**The task:** Would you print all of the entries word for word?

**Working data:**
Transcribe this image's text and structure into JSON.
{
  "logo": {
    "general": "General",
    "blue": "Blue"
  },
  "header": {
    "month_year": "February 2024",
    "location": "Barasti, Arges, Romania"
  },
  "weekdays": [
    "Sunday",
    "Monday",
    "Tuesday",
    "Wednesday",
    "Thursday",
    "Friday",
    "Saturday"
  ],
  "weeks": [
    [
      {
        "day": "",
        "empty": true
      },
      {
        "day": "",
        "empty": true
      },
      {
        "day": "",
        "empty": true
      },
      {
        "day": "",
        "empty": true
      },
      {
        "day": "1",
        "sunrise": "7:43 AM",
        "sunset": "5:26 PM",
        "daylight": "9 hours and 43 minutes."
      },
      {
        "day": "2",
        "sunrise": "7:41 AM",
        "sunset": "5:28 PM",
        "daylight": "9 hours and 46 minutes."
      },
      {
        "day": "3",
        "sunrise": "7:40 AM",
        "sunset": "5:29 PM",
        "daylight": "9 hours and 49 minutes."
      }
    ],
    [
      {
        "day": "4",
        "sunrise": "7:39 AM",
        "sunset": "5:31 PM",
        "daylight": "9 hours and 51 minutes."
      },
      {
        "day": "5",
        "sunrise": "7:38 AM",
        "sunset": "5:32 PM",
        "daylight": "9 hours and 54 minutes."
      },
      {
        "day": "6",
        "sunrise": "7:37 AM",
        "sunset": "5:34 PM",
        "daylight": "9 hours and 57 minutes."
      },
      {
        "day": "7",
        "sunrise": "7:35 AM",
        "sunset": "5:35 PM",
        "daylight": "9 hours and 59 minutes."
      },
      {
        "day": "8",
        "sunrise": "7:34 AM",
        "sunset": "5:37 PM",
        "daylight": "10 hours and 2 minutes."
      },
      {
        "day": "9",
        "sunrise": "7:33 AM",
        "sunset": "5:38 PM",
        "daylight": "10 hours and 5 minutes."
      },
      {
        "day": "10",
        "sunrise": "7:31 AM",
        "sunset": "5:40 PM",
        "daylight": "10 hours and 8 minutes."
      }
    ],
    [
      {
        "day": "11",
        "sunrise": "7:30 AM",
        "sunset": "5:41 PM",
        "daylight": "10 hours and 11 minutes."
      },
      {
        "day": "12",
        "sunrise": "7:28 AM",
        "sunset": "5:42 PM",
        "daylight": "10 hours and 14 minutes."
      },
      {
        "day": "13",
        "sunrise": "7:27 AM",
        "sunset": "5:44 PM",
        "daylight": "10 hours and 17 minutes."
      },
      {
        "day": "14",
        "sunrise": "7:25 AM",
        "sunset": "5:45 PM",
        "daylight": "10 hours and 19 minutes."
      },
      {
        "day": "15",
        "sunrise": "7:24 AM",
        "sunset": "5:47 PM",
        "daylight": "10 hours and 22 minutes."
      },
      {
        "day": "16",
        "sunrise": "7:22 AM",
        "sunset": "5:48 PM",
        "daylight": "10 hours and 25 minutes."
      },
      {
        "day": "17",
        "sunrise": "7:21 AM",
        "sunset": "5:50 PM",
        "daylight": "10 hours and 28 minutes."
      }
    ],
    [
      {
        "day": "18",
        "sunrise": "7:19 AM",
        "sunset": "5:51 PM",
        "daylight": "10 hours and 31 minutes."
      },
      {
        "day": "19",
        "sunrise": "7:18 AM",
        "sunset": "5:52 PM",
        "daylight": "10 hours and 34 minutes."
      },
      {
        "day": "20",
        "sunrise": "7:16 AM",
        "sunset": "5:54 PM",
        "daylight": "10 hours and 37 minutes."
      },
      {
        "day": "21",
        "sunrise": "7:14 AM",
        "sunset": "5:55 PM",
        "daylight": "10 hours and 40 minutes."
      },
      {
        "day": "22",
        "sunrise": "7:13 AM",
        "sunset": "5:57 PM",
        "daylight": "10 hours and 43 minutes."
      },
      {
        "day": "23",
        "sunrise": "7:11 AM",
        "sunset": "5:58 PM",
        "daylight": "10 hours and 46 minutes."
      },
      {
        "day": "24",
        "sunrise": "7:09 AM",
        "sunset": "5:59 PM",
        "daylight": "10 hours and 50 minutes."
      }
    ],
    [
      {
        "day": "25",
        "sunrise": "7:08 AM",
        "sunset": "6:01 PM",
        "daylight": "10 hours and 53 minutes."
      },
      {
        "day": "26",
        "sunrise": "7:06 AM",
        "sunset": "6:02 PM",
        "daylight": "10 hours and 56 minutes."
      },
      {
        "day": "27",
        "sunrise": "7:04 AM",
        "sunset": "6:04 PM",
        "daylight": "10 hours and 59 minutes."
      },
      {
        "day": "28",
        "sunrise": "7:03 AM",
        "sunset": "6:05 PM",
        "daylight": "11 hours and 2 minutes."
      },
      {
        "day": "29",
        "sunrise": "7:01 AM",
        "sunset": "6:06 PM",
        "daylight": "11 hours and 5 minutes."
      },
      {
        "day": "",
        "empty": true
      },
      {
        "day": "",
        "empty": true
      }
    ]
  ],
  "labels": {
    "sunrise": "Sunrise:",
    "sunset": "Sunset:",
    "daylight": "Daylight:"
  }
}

**Task output:**
Transcribe this image's text and structure into JSON.
{
  "logo": {
    "general": "General",
    "blue": "Blue"
  },
  "header": {
    "month_year": "February 2024",
    "location": "Barasti, Arges, Romania"
  },
  "weekdays": [
    "Sunday",
    "Monday",
    "Tuesday",
    "Wednesday",
    "Thursday",
    "Friday",
    "Saturday"
  ],
  "weeks": [
    [
      {
        "day": "",
        "empty": true
      },
      {
        "day": "",
        "empty": true
      },
      {
        "day": "",
        "empty": true
      },
      {
        "day": "",
        "empty": true
      },
      {
        "day": "1",
        "sunrise": "7:43 AM",
        "sunset": "5:26 PM",
        "daylight": "9 hours and 43 minutes."
      },
      {
        "day": "2",
        "sunrise": "7:41 AM",
        "sunset": "5:28 PM",
        "daylight": "9 hours and 46 minutes."
      },
      {
        "day": "3",
        "sunrise": "7:40 AM",
        "sunset": "5:29 PM",
        "daylight": "9 hours and 49 minutes."
      }
    ],
    [
      {
        "day": "4",
        "sunrise": "7:39 AM",
        "sunset": "5:31 PM",
        "daylight": "9 hours and 51 minutes."
      },
      {
        "day": "5",
        "sunrise": "7:38 AM",
        "sunset": "5:32 PM",
        "daylight": "9 hours and 54 minutes."
      },
      {
        "day": "6",
        "sunrise": "7:37 AM",
        "sunset": "5:34 PM",
        "daylight": "9 hours and 57 minutes."
      },
      {
        "day": "7",
        "sunrise": "7:35 AM",
        "sunset": "5:35 PM",
        "daylight": "9 hours and 59 minutes."
      },
      {
        "day": "8",
        "sunrise": "7:34 AM",
        "sunset": "5:37 PM",
        "daylight": "10 hours and 2 minutes."
      },
      {
        "day": "9",
        "sunrise": "7:33 AM",
        "sunset": "5:38 PM",
        "daylight": "10 hours and 5 minutes."
      },
      {
        "day": "10",
        "sunrise": "7:31 AM",
        "sunset": "5:40 PM",
        "daylight": "10 hours and 8 minutes."
      }
    ],
    [
      {
        "day": "11",
        "sunrise": "7:30 AM",
        "sunset": "5:41 PM",
        "daylight": "10 hours and 11 minutes."
      },
      {
        "day": "12",
        "sunrise": "7:28 AM",
        "sunset": "5:42 PM",
        "daylight": "10 hours and 14 minutes."
      },
      {
        "day": "13",
        "sunrise": "7:27 AM",
        "sunset": "5:44 PM",
        "daylight": "10 hours and 17 minutes."
      },
      {
        "day": "14",
        "sunrise": "7:25 AM",
        "sunset": "5:45 PM",
        "daylight": "10 hours and 19 minutes."
      },
      {
        "day": "15",
        "sunrise": "7:24 AM",
        "sunset": "5:47 PM",
        "daylight": "10 hours and 22 minutes."
      },
      {
        "day": "16",
        "sunrise": "7:22 AM",
        "sunset": "5:48 PM",
        "daylight": "10 hours and 25 minutes."
      },
      {
        "day": "17",
        "sunrise": "7:21 AM",
        "sunset": "5:50 PM",
        "daylight": "10 hours and 28 minutes."
      }
    ],
    [
      {
        "day": "18",
        "sunrise": "7:19 AM",
        "sunset": "5:51 PM",
        "daylight": "10 hours and 31 minutes."
      },
      {
        "day": "19",
        "sunrise": "7:18 AM",
        "sunset": "5:52 PM",
        "daylight": "10 hours and 34 minutes."
      },
      {
        "day": "20",
        "sunrise": "7:16 AM",
        "sunset": "5:54 PM",
        "daylight": "10 hours and 37 minutes."
      },
      {
        "day": "21",
        "sunrise": "7:14 AM",
        "sunset": "5:55 PM",
        "daylight": "10 hours and 40 minutes."
      },
      {
        "day": "22",
        "sunrise": "7:13 AM",
        "sunset": "5:57 PM",
        "daylight": "10 hours and 43 minutes."
      },
      {
        "day": "23",
        "sunrise": "7:11 AM",
        "sunset": "5:58 PM",
        "daylight": "10 hours and 46 minutes."
      },
      {
        "day": "24",
        "sunrise": "7:09 AM",
        "sunset": "5:59 PM",
        "daylight": "10 hours and 50 minutes."
      }
    ],
    [
      {
        "day": "25",
        "sunrise": "7:08 AM",
        "sunset": "6:01 PM",
        "daylight": "10 hours and 53 minutes."
      },
      {
        "day": "26",
        "sunrise": "7:06 AM",
        "sunset": "6:02 PM",
        "daylight": "10 hours and 56 minutes."
      },
      {
        "day": "27",
        "sunrise": "7:04 AM",
        "sunset": "6:04 PM",
        "daylight": "10 hours and 59 minutes."
      },
      {
        "day": "28",
        "sunrise": "7:03 AM",
        "sunset": "6:05 PM",
        "daylight": "11 hours and 2 minutes."
      },
      {
        "day": "29",
        "sunrise": "7:01 AM",
        "sunset": "6:06 PM",
        "daylight": "11 hours and 5 minutes."
      },
      {
        "day": "",
        "empty": true
      },
      {
        "day": "",
        "empty": true
      }
    ]
  ],
  "labels": {
    "sunrise": "Sunrise:",
    "sunset": "Sunset:",
    "daylight": "Daylight:"
  }
}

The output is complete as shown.